Weird little book. Lucky lives in a trailer park? ghost town? Never really clear - in the California desert, with her guardian Bridgette. She is constantly worried that she will Bridgette will go back to France and she will be sent to an orphanage, and she decides to run away, into a dust storm.
susiesharp on LibraryThing More than 1 year ago
This was a cute book and typical newbery winner.Lucky's mother has died and her father who never wanted children recruited his ex-wife from Paris to come be Lucky's guardian.They live in the middle of the desert but Lucky thinks all Brigitte wants is to go back to France and stop being her guardian..Lucky eavesdrops on all the Anonymous Meetings and decides she needs to find her higher power so everything will work out.I think all of you can see where this story goes.The unique town setting is what makes the story.Cute Juvenile fiction.
johnlobe on LibraryThing More than 1 year ago

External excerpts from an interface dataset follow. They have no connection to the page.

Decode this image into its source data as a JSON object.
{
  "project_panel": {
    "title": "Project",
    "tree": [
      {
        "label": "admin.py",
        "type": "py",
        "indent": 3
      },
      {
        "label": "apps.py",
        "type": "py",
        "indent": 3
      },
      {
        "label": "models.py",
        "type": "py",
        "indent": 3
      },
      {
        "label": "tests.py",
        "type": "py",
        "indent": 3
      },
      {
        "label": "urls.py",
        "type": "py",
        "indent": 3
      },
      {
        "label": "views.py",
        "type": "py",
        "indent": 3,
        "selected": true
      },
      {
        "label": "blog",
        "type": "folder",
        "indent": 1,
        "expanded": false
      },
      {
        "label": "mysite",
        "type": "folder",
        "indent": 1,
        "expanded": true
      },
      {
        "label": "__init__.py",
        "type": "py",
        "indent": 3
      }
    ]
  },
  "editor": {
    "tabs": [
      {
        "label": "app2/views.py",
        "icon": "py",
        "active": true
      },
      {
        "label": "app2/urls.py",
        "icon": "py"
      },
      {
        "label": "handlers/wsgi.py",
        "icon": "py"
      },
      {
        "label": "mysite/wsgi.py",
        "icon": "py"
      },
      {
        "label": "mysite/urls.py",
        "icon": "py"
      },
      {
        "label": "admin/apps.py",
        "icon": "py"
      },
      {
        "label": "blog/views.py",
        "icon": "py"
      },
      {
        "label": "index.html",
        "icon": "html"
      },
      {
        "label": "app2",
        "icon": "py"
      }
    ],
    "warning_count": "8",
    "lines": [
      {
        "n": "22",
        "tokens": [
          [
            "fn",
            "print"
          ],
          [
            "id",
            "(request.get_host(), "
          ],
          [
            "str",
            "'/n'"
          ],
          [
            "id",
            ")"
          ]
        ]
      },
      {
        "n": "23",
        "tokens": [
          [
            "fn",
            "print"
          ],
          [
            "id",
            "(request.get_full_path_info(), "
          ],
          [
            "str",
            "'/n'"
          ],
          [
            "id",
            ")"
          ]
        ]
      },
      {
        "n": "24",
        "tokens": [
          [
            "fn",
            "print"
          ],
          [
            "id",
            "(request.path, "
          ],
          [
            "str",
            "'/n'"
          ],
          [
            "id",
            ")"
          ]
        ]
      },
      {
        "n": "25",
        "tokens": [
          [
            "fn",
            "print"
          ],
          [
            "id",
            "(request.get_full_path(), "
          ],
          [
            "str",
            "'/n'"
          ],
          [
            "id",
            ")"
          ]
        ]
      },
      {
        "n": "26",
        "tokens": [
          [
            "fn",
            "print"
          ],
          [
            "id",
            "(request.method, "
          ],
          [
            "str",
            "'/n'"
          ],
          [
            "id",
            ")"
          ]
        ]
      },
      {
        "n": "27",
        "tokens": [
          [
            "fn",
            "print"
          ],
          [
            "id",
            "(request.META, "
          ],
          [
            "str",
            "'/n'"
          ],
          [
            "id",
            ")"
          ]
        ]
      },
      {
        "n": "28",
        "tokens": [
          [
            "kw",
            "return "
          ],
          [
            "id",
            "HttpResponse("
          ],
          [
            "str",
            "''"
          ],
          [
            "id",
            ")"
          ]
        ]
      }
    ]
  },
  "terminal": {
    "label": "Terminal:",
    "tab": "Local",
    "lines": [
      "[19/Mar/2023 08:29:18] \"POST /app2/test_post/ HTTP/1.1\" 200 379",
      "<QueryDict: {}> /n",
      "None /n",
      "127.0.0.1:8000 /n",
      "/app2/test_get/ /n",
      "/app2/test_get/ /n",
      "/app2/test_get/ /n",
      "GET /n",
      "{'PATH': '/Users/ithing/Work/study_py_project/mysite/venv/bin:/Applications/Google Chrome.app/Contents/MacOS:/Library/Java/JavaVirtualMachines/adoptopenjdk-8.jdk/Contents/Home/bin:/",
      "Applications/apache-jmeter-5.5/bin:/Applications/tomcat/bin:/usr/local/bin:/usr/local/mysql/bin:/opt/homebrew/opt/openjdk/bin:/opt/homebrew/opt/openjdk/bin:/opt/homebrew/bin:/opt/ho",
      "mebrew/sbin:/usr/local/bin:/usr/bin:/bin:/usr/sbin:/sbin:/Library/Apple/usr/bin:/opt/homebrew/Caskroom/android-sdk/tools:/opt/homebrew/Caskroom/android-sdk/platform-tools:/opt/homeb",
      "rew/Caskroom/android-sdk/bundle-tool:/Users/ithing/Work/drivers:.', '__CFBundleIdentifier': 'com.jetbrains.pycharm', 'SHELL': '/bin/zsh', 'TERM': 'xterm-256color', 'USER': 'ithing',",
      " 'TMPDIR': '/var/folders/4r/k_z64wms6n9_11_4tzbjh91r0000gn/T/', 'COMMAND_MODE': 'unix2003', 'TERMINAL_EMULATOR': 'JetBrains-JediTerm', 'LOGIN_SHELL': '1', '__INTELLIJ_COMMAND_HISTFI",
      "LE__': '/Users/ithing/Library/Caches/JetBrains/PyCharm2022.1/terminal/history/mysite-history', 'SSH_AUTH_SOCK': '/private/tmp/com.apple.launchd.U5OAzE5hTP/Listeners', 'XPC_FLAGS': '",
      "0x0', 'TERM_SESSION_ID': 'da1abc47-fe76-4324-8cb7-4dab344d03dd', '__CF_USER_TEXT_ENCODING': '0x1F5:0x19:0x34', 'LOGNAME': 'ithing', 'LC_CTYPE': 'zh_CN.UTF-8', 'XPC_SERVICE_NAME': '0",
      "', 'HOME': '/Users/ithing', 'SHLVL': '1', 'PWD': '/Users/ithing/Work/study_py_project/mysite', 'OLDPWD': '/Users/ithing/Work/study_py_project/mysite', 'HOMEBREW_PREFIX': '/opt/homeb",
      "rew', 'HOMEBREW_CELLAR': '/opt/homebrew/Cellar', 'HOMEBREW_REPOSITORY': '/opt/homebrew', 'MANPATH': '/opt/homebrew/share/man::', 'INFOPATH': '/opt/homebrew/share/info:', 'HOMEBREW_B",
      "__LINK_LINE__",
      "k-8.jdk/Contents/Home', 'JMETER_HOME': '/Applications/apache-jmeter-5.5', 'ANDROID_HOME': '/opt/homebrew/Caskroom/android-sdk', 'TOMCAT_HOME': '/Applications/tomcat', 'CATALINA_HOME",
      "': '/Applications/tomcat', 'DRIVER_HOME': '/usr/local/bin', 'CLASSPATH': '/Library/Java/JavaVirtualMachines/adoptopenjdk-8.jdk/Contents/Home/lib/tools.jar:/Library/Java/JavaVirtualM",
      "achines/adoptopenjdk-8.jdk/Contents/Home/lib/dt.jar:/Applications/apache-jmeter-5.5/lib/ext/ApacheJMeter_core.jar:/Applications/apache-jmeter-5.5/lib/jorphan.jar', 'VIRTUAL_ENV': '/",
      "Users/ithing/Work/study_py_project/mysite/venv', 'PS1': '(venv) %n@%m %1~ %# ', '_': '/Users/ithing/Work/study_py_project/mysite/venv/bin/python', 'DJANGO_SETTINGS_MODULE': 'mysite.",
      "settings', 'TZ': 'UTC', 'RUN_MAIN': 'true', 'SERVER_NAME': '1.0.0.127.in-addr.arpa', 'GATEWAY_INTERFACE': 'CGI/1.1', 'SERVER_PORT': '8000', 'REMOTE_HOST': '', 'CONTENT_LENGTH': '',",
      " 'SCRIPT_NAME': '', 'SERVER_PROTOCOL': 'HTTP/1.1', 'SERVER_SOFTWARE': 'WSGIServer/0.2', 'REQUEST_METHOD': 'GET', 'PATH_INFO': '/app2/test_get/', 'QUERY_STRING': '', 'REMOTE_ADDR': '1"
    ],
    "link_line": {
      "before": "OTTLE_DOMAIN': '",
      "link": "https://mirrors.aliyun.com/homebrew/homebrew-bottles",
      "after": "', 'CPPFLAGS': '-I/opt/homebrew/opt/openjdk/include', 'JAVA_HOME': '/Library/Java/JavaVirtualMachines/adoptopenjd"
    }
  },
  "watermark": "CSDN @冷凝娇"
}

The Higher Power of Lucky is a wonderfully written book that manages to deal with difficult themes such as abandonment and grief in a simple setting with a small cast of characters. Each quirky character plays a key part in the story and one gets the sense that no detail is wasted in moving the plot forward. Matt Phelan's stark illustrations beautifully support the writing.
tnelson725 on LibraryThing More than 1 year ago
Lucky is a ten-year-old girl whose mother was died when she was electrocuted. Her father¿s ex-wife, Brigitte, then comes from France to take care of Lucky, who is terribly afraid that Brigitte will leave her. Lucky starts to call upon a higher power that she heard about while eavesdropping on a twelve-step program in her city (Alcoholics Anonymous). Lucky finds some papers in Brigitte¿s suitcase and thinks that they are three signs to leaving so she runs away with her friend, Miles, and her dog. She soon realizes that she needs to return home and, when she returns, Brigitte explains that the papers are actually adoption papers because she wants to adopt Lucky.A lot of kids will probably be able to identify with this story in that they have, at one time, misunderstood something when it came to their family or parents and got upset.In the classroom, I would have students write a character analysis on the main character and then make a poster with the information on it.
sylvatica on LibraryThing More than 1 year ago
This book is significantly more heartbreaking to read as an adult than it would be as a child. Lucky¿s fears are those of a ten-year-old ¿ an orphan in uncertain circumstances, but a child nonetheless. To an adult, her clear poverty, abandonment, and other hard times are well-written and therefore hard to read. I recommend this book, but with caution for some children, because losing one¿s parents is one of the largest fears out there. On the other hand, the life of her tiny town and the beauty of the desert around her is woven with care and gentleness. (pannarrens)
iecj on LibraryThing More than 1 year ago
Lucky¿s mother dies and she ends up living with Bridgett who turns out to be her long lost father¿s ex-wife. Lucky likes her home and living with Bridgett and is fearful that Bridgett is going to move back to France and leave her. Lucky ends up running away during the worst time possible, but in the end is able to stay with Bridgett who never intended to leave. This book is most appropriate for middle school readers.